by Selina Lee Featured Film Kicking the Canon Kicking the Canon

Speed — Jan de Bont

June 11, 2024

Pop quiz, hotshot: if a city bus is rigged with explosives and speeding down the highway at 50mph, what is the probability that Keanu Reeves and Sandra Bullock are on board? This is the basic plot of Jan de Bont’s 1994 Speed, an action thriller that’s almost caveman-esque in its primal simplicity: go fast or go boom. Reeves stars as Jack Traven, a member of the LAPD bomb squad who’s having a very bad day, though it’s not all terrible. Over the course of the world’s worst commute, he falls for a girl-next-door type named Annie (Sandra Bullock), who helms the wheel of a cursed city bus despite having her license suspended for, you guessed it, speeding. de Bont and writer Graham Yost fully buy into this preposterous but undeniably thrilling premise, enlisting Dennis Hopper as Howard Payne, a vengeful ex-cop who was fired before he could start collecting his pension, and who now seeks to make himself whole by any means necessary. With nothing to lose, his retirement plan is now to hold innocent passengers ransom in order to secure a handsome payout.

Though the speeding bus makes up the bulk of the film’s action, it opens with a somewhat slower set piece, at least in terms of mileage, if not suspense. A stalled express elevator in a high-rise office building has trapped a dozen-odd passengers at the 30th floor, who are held for $3M ransom. Traven and his partner Harry (Jeff Daniels) deduce that it’s rigged with explosives and that the perpetrator is riding the freight elevators to stay on the scene. After a couple of terrifying drops, they manage to evacuate the very shaken passengers and evade a hostage situation. Thwarted, Payne detonates a bomb in the building parking lot, leading the LAPD to believe he’s been neutralized. Of course, he was just biding his time; never get between a civil servant and his pension.

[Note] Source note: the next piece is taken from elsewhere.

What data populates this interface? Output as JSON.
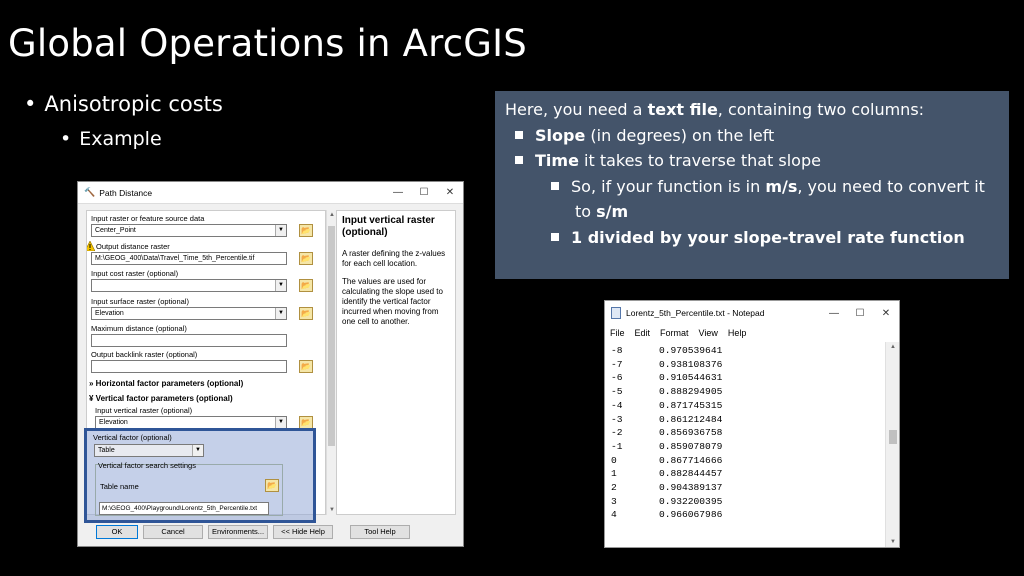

Once Payne re-emerges and alerts Traven about his new plan to make public transit more efficient, the story truly kicks into overdrive. From there, it’s nonstop action as Traven figures out how to get on the bus in the first place and deals with another batch of horrified passengers. Meanwhile, Annie plows through cars both parked and in motion in order to stay above 50mph, LAPD choppers circle overhead to clear their path, and Harry works the files back at HQ to figure out their perp’s identity. Throughout, there’s an almost Hitchcockian level of suspense at play, since any passenger who tries to escape will also trigger the bomb. Most passengers ride out this commute from hell in varying states of panic or disbelief, though some, like Annie, try to stay cool under pressure (this was tough for many reasons: years later, Bullock and Reeves separately confessed to crushing on each other on set). Her sarcastic quips and the deadpan commentary provided by small-town yokel tourist Stephens (Alan Ruck) provide some levity even through the film’s most thrilling scenes, like the famous jump over a 50-foot highway gap.

While Speed is de Bont’s first time in the director’s chair, he had already earned his action bona fides as DP for Die Hard, leading fans and critics alike to call his debut feature “Die Hard on a bus.” They’re not wrong, per se, but Speed’s execution is what earns it a spot alongside other genre classics from the era, like James Cameron’s Terminator 2: Judgment Day. America’s crumbling social safety net is as worthy an antagonist as killer robots, and the “lone wolf domestic terrorist” narrative is chillingly believable here, coming as it did just a year before the 1995 Oklahoma City bombing.

By the time Annie drives the bus to LAX, where they buy time by circling the mercifully clear runways, viewers might be suffering from the sort of movie anxiety most recently associated with the Safdie brothers (should we start referring to Good Time as “Speed in Queens”?) But just because the bus is finally dispatched, in a bevy of explosions that makes Michael Bay look like the picture of restraint, doesn’t mean Payne is done trying to fund his golden years. The third act shifts underground as he, Traven, and Annie make their way to a speeding subway car, blowing through half-finished tunnels before skipping the rail and skidding to a stop on the pavement. There, at long last, they’ve arrived at their destination: a well-earned make-out session amidst the wreckage. Stand clear of the closing doors, kids.

Part of Kicking the Canon — The Film Canon